The Appareo device, “Appareo Vita,” is based on an open-source design that came out of the Coventor project, which originated at the University of Minnesota (UMN) and the Earl E. Bakken Medical Device Center. The device is not to be confused with a sophisticated hospital ventilator; rather, it’s more of a “one-armed robot” that was designed to fill the role of a human in an emergency situation where all ventilators are occupied and the last viable option for a respiratory patient is to have a healthcare worker manually squeeze a ventilation bag.

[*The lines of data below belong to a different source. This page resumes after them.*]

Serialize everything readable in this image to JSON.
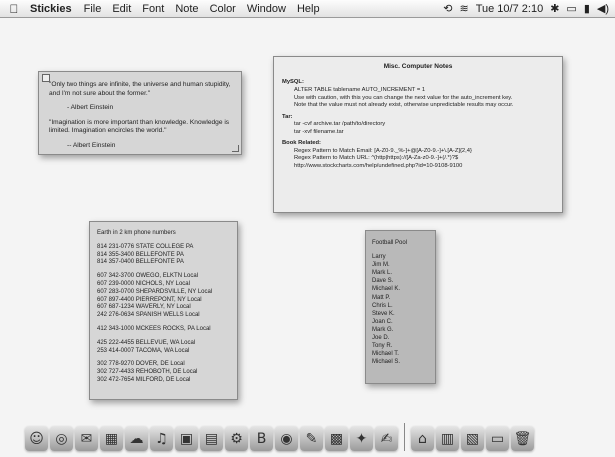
{
  "menubar": {
    "app_name": "Stickies",
    "menus": [
      "File",
      "Edit",
      "Font",
      "Note",
      "Color",
      "Window",
      "Help"
    ],
    "clock": "Tue 10/7  2:10"
  },
  "notes": {
    "quotes": {
      "quote1": "\"Only two things are infinite, the universe and human stupidity, and I'm not sure about the former.\"",
      "attr1": "- Albert Einstein",
      "quote2": "\"Imagination is more important than knowledge. Knowledge is limited. Imagination encircles the world.\"",
      "attr2": "-- Albert Einstein"
    },
    "misc": {
      "title": "Misc. Computer Notes",
      "sections": [
        {
          "heading": "MySQL:",
          "lines": [
            "ALTER TABLE tablename AUTO_INCREMENT = 1",
            "Use with caution, with this you can change the next value for the auto_increment key.",
            "Note that the value must not already exist, otherwise unpredictable results may occur."
          ]
        },
        {
          "heading": "Tar:",
          "lines": [
            "tar -cvf archive.tar /path/to/directory",
            "tar -xvf filename.tar"
          ]
        },
        {
          "heading": "Book Related:",
          "lines": [
            "Regex Pattern to Match Email: [A-Z0-9._%-]+@[A-Z0-9.-]+\\.[A-Z]{2,4}",
            "Regex Pattern to Match URL: ^(http|https)://[A-Za-z0-9.-]+(/.*)?$",
            "http://www.stockcharts.com/help/undefined.php?id=10-9108-9100"
          ]
        }
      ]
    },
    "area_codes": {
      "title": "Earth in 2 km phone numbers",
      "groups": [
        [
          "814 231-0776 STATE COLLEGE PA",
          "814 355-3400 BELLEFONTE PA",
          "814 357-0400 BELLEFONTE PA"
        ],
        [
          "607 342-3700 OWEGO, ELKTN Local",
          "607 239-0000 NICHOLS, NY Local",
          "607 283-0700 SHEPARDSVILLE, NY Local",
          "607 897-4400 PIERREPONT, NY Local",
          "607 687-1234 WAVERLY, NY Local",
          "242 276-0634 SPANISH WELLS Local"
        ],
        [
          "412 343-1000 MCKEES ROCKS, PA Local"
        ],
        [
          "425 222-4455 BELLEVUE, WA Local",
          "253 414-0007 TACOMA, WA Local"
        ],
        [
          "302 778-9270 DOVER, DE Local",
          "302 727-4433 REHOBOTH, DE Local",
          "302 472-7654 MILFORD, DE Local"
        ]
      ]
    },
    "football": {
      "title": "Football Pool",
      "names": [
        "Larry",
        "Jim M.",
        "Mark L.",
        "Dave S.",
        "Michael K.",
        "Matt P.",
        "Chris L.",
        "Steve K.",
        "Joan C.",
        "Mark G.",
        "Joe D.",
        "Tony R.",
        "Michael T.",
        "Michael S."
      ]
    }
  },
  "dock": {
    "apps": [
      {
        "icon": "finder-icon",
        "glyph": "☺"
      },
      {
        "icon": "safari-icon",
        "glyph": "◎"
      },
      {
        "icon": "mail-icon",
        "glyph": "✉"
      },
      {
        "icon": "ical-icon",
        "glyph": "▦"
      },
      {
        "icon": "ichat-icon",
        "glyph": "☁"
      },
      {
        "icon": "itunes-icon",
        "glyph": "♫"
      },
      {
        "icon": "iphoto-icon",
        "glyph": "▣"
      },
      {
        "icon": "preview-icon",
        "glyph": "▤"
      },
      {
        "icon": "system-prefs-icon",
        "glyph": "⚙"
      },
      {
        "icon": "bbedit-icon",
        "glyph": "B"
      },
      {
        "icon": "network-icon",
        "glyph": "◉"
      },
      {
        "icon": "utility-icon",
        "glyph": "✎"
      },
      {
        "icon": "photoshop-icon",
        "glyph": "▩"
      },
      {
        "icon": "dictionary-icon",
        "glyph": "✦"
      },
      {
        "icon": "stickies-icon",
        "glyph": "✍"
      }
    ],
    "docs": [
      {
        "icon": "home-folder-icon",
        "glyph": "⌂"
      },
      {
        "icon": "documents-icon",
        "glyph": "▥"
      },
      {
        "icon": "php-file-icon",
        "glyph": "▧"
      },
      {
        "icon": "folder-icon",
        "glyph": "▭"
      },
      {
        "icon": "trash-icon",
        "glyph": "🗑"
      }
    ]
  }
}
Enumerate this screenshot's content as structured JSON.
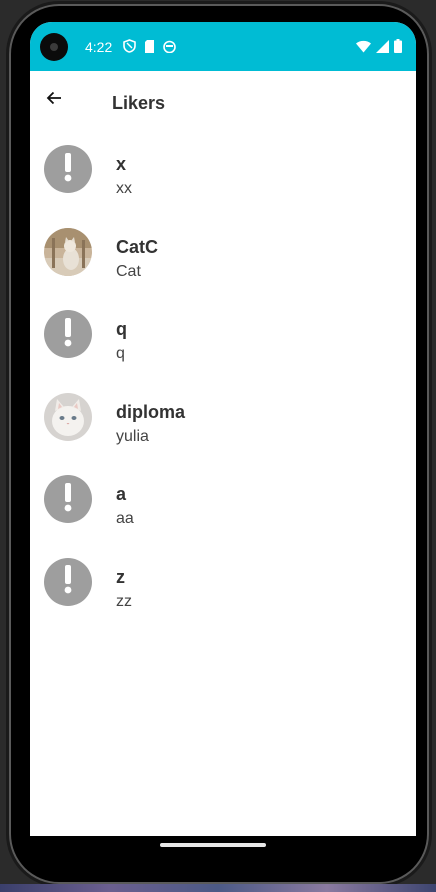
{
  "status_bar": {
    "time": "4:22",
    "left_icons": [
      "shield-icon",
      "sd-card-icon",
      "android-icon"
    ],
    "right_icons": [
      "wifi-icon",
      "signal-icon",
      "battery-icon"
    ],
    "color": "#00bcd4"
  },
  "toolbar": {
    "title": "Likers",
    "back_icon": "arrow-back-icon"
  },
  "likers": [
    {
      "name": "x",
      "username": "xx",
      "avatar": "default"
    },
    {
      "name": "CatC",
      "username": "Cat",
      "avatar": "cat-photo"
    },
    {
      "name": "q",
      "username": "q",
      "avatar": "default"
    },
    {
      "name": "diploma",
      "username": "yulia",
      "avatar": "white-kitten-photo"
    },
    {
      "name": "a",
      "username": "aa",
      "avatar": "default"
    },
    {
      "name": "z",
      "username": "zz",
      "avatar": "default"
    }
  ]
}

This device would fill that role so that the healthcare worker can focus on other needs, if it came to that.
Appareo is currently working with the Coventor project collaborators to pursue an Emergency Use Authorization (EUA) from the FDA for this device.
Understanding the potential impact this emergency ventilator could have against the COVID-19 pandemic, a large number of Appareo engineers volunteered to work overtime to build the first prototype.
“From the first phone call on Friday, March 27th, it was only three days later that we had a functioning prototype,” said Batcheller. “During that time our engineering and manufacturing people logged almost 1,000 hours, working late into the nights and over the weekend. We simply have an amazingly talented and dedicated group of people here.”
In a March 30 press conference, North Dakota Governor Doug Burgum expressed how important the public/private sector partnerships were for moving quickly toward finding solutions, and he acknowledged Appareo’s role in manufacturing ventilators as part of the State’s emergency preparedness efforts.
“As a privately-held technology development company that has the ability to do rapid proof of concept work, we have the fortunate ability to move incredibly fast, and that’s exactly what’s needed right now as our nation approaches an anticipated shortage of ventilators,” Batcheller said.